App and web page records
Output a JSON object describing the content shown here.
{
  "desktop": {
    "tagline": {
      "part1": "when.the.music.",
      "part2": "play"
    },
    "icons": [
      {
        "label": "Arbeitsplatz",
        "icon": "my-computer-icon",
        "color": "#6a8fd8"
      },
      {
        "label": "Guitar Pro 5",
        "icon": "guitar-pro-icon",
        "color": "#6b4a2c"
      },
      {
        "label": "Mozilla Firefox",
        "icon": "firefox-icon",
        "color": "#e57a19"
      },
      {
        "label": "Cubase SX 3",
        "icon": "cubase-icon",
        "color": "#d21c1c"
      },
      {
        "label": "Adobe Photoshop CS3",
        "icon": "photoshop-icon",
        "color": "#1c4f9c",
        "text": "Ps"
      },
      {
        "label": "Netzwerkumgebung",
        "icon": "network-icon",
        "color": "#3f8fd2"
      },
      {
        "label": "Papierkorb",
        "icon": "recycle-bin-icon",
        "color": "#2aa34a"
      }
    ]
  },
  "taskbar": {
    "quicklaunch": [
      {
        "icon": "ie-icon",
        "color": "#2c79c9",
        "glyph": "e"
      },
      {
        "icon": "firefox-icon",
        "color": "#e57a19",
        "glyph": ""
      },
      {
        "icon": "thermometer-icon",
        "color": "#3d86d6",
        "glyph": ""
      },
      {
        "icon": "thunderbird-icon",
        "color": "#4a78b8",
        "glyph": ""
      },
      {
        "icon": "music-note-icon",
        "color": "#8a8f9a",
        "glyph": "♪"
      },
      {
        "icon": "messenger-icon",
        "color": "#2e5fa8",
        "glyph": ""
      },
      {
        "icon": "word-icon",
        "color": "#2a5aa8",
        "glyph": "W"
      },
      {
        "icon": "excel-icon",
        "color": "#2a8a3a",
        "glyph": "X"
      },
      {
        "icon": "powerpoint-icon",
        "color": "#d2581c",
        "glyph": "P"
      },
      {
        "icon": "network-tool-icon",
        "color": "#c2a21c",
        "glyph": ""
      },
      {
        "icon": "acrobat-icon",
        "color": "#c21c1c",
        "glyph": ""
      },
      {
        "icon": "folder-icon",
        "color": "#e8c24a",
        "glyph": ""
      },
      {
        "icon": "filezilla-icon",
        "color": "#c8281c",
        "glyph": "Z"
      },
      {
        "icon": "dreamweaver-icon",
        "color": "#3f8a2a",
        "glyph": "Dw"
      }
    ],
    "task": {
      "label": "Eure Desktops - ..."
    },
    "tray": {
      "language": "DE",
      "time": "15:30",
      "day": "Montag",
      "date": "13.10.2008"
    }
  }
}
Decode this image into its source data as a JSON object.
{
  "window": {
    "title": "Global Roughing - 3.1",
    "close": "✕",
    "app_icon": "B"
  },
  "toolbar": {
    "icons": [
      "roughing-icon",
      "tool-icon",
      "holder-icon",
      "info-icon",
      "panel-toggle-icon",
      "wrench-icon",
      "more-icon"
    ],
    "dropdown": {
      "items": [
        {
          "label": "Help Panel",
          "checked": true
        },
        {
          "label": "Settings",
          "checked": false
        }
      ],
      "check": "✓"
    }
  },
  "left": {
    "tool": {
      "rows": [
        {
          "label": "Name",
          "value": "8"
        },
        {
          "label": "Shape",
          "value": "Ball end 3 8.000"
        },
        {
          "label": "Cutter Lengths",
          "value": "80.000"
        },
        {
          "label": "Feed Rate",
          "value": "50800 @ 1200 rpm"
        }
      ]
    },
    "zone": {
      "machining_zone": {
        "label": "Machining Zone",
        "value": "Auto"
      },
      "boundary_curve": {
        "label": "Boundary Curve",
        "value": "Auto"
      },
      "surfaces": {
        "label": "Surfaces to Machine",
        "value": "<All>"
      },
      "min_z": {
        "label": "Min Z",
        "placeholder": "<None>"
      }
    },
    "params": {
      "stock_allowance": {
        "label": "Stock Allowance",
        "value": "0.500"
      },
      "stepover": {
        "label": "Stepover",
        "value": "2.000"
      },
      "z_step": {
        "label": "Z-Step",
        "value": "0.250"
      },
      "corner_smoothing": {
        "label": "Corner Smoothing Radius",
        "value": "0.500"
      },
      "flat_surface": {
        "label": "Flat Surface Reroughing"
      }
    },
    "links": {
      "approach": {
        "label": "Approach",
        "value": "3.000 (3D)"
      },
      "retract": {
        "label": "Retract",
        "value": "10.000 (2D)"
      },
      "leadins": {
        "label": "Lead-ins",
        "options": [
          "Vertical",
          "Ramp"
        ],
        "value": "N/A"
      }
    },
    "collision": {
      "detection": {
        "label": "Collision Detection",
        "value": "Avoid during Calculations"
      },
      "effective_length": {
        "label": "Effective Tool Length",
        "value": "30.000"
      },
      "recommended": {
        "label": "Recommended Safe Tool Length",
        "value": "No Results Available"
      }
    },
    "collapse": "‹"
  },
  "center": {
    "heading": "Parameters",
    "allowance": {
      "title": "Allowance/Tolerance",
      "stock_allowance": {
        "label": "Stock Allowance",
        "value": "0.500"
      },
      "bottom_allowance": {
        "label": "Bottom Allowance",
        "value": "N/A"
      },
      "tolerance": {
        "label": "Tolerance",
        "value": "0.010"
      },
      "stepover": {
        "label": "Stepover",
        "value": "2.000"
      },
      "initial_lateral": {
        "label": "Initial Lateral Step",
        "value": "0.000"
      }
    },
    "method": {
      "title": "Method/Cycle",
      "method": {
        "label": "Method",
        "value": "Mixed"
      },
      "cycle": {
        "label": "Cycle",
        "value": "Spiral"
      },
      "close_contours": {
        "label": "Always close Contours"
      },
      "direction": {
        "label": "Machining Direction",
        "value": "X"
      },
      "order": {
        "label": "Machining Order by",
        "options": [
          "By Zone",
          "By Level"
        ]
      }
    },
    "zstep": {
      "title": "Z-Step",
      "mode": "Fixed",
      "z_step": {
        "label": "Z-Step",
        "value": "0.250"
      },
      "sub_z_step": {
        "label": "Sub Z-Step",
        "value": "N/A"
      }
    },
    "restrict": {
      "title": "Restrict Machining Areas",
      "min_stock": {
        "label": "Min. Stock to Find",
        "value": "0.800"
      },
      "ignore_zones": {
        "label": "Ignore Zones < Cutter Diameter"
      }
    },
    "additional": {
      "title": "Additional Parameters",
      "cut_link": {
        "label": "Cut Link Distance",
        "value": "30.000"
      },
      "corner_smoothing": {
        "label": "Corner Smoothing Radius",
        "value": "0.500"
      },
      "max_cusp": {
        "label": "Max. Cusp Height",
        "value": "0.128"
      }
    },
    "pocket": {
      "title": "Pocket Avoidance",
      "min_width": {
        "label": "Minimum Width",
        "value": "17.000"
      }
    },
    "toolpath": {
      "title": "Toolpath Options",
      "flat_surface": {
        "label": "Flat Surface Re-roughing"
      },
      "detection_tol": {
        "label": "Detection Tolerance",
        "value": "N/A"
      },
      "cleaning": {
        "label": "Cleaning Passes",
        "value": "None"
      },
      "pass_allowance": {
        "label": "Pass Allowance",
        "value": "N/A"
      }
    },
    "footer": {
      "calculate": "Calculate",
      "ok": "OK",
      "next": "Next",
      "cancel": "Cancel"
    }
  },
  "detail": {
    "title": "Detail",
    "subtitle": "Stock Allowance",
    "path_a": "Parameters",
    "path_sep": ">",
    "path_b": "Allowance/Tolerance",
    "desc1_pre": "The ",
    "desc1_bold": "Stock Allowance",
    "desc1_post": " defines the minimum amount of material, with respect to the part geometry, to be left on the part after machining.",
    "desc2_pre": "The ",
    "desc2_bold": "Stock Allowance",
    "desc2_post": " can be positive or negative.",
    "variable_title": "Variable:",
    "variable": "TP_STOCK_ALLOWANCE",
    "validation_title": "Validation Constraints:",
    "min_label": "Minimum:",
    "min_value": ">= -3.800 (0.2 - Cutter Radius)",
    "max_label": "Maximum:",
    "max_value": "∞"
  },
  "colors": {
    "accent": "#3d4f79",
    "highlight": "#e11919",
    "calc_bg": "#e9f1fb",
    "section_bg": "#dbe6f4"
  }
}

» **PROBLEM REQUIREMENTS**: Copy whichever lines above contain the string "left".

» **TASK RESULT**:
  "left": {
    "desc1_post": " defines the minimum amount of material, with respect to the part geometry, to be left on the part after machining.",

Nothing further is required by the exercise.